→ **To do**
Return all lines of the data in which the string "subtitle" occurs.

→ **Input data**
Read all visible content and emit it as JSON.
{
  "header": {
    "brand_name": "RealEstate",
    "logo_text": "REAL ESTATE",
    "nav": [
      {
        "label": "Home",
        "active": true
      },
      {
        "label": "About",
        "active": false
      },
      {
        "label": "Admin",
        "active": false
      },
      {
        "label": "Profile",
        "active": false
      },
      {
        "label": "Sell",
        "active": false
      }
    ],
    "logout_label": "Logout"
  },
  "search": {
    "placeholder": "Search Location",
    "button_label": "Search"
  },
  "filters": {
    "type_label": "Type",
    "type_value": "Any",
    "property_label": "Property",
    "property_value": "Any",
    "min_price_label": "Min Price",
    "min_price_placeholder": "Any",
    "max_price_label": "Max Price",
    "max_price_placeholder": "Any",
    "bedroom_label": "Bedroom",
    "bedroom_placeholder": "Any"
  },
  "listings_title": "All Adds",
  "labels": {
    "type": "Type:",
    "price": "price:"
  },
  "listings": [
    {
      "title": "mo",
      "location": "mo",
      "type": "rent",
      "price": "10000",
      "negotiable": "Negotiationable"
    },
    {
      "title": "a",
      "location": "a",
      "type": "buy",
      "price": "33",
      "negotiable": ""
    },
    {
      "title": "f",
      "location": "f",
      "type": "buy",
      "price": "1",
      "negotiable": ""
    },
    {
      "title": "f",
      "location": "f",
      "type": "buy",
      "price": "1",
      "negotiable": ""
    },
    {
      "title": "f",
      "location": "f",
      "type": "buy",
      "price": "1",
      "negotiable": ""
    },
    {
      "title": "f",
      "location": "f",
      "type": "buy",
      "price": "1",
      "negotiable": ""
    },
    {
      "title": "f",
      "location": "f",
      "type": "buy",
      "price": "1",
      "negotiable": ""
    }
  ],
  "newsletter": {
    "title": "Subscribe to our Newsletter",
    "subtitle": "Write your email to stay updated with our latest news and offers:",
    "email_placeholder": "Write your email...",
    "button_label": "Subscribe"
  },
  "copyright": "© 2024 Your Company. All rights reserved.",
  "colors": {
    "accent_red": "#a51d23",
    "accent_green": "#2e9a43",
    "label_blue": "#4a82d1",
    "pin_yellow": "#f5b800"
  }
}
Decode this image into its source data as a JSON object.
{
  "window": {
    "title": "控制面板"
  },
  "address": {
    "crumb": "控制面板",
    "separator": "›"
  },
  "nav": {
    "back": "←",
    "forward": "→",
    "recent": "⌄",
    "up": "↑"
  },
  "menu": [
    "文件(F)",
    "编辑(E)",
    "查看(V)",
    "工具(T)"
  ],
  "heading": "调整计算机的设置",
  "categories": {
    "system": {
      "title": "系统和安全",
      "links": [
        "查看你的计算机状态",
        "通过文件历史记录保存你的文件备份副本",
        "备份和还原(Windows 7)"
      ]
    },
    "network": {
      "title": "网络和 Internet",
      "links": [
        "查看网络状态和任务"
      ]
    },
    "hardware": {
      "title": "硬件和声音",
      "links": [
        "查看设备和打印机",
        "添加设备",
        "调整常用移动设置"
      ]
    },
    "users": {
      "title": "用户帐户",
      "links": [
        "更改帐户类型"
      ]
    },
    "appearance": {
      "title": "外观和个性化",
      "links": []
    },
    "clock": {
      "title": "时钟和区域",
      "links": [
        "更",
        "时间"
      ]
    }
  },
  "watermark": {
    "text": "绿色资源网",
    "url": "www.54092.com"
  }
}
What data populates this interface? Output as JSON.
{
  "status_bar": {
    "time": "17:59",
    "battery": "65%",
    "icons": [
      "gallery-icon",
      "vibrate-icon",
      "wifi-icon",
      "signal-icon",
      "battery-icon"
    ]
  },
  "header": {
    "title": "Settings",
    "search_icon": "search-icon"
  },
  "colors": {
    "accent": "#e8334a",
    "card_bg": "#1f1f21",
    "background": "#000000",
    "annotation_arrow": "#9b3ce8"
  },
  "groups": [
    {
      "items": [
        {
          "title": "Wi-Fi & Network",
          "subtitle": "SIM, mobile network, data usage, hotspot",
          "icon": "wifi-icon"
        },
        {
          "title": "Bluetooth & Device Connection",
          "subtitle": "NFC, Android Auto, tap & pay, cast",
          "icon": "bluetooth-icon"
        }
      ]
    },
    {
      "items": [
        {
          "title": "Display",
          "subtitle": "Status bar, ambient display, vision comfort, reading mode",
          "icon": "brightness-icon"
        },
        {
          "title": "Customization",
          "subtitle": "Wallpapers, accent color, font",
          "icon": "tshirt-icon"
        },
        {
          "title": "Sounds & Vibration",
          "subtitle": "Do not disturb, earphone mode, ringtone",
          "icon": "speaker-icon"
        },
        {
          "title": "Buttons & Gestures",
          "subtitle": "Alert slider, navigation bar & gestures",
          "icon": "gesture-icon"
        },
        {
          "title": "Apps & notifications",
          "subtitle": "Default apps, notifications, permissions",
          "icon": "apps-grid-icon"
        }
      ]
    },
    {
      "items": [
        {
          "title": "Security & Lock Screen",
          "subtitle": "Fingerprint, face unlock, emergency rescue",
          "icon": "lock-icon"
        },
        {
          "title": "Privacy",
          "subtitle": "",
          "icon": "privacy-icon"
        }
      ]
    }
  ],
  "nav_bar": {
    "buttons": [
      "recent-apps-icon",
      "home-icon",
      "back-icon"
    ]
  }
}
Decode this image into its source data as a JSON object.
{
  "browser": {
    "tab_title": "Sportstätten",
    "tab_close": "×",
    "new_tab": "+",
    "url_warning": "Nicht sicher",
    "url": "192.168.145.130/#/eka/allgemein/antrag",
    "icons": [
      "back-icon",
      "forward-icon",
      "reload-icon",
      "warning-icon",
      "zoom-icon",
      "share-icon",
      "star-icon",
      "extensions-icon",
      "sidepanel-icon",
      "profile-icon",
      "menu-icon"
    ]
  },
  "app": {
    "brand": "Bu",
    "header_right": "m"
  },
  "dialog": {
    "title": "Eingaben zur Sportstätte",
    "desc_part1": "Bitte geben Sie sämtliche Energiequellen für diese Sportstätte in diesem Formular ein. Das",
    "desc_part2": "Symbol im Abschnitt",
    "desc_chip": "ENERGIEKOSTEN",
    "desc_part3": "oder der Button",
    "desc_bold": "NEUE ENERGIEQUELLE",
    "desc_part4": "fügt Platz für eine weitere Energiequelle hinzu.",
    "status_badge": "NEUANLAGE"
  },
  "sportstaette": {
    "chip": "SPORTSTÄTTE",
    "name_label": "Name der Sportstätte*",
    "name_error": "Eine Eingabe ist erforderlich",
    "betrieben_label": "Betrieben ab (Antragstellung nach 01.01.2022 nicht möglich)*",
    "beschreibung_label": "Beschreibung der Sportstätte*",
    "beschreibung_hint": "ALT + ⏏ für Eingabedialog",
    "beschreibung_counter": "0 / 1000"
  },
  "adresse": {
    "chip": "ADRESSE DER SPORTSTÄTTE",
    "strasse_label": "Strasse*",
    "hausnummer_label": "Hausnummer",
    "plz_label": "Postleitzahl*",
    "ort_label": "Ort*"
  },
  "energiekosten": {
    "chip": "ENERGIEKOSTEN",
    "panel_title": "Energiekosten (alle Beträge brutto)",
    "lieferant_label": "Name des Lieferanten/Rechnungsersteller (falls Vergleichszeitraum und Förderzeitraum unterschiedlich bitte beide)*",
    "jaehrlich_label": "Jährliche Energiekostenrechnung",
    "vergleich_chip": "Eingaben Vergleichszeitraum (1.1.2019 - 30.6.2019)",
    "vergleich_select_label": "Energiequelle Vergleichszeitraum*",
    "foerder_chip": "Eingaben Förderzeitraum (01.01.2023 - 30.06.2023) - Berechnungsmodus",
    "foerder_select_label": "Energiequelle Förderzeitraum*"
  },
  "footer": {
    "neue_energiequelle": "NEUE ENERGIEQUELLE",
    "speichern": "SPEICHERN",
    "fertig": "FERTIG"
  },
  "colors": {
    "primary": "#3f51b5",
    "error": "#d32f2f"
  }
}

→ **Solution to this problem**
    "subtitle": "Write your email to stay updated with our latest news and offers:",
          "subtitle": "SIM, mobile network, data usage, hotspot",
          "subtitle": "NFC, Android Auto, tap & pay, cast",
          "subtitle": "Status bar, ambient display, vision comfort, reading mode",
          "subtitle": "Wallpapers, accent color, font",
          "subtitle": "Do not disturb, earphone mode, ringtone",
          "subtitle": "Alert slider, navigation bar & gestures",
          "subtitle": "Default apps, notifications, permissions",
          "subtitle": "Fingerprint, face unlock, emergency rescue",
          "subtitle": "",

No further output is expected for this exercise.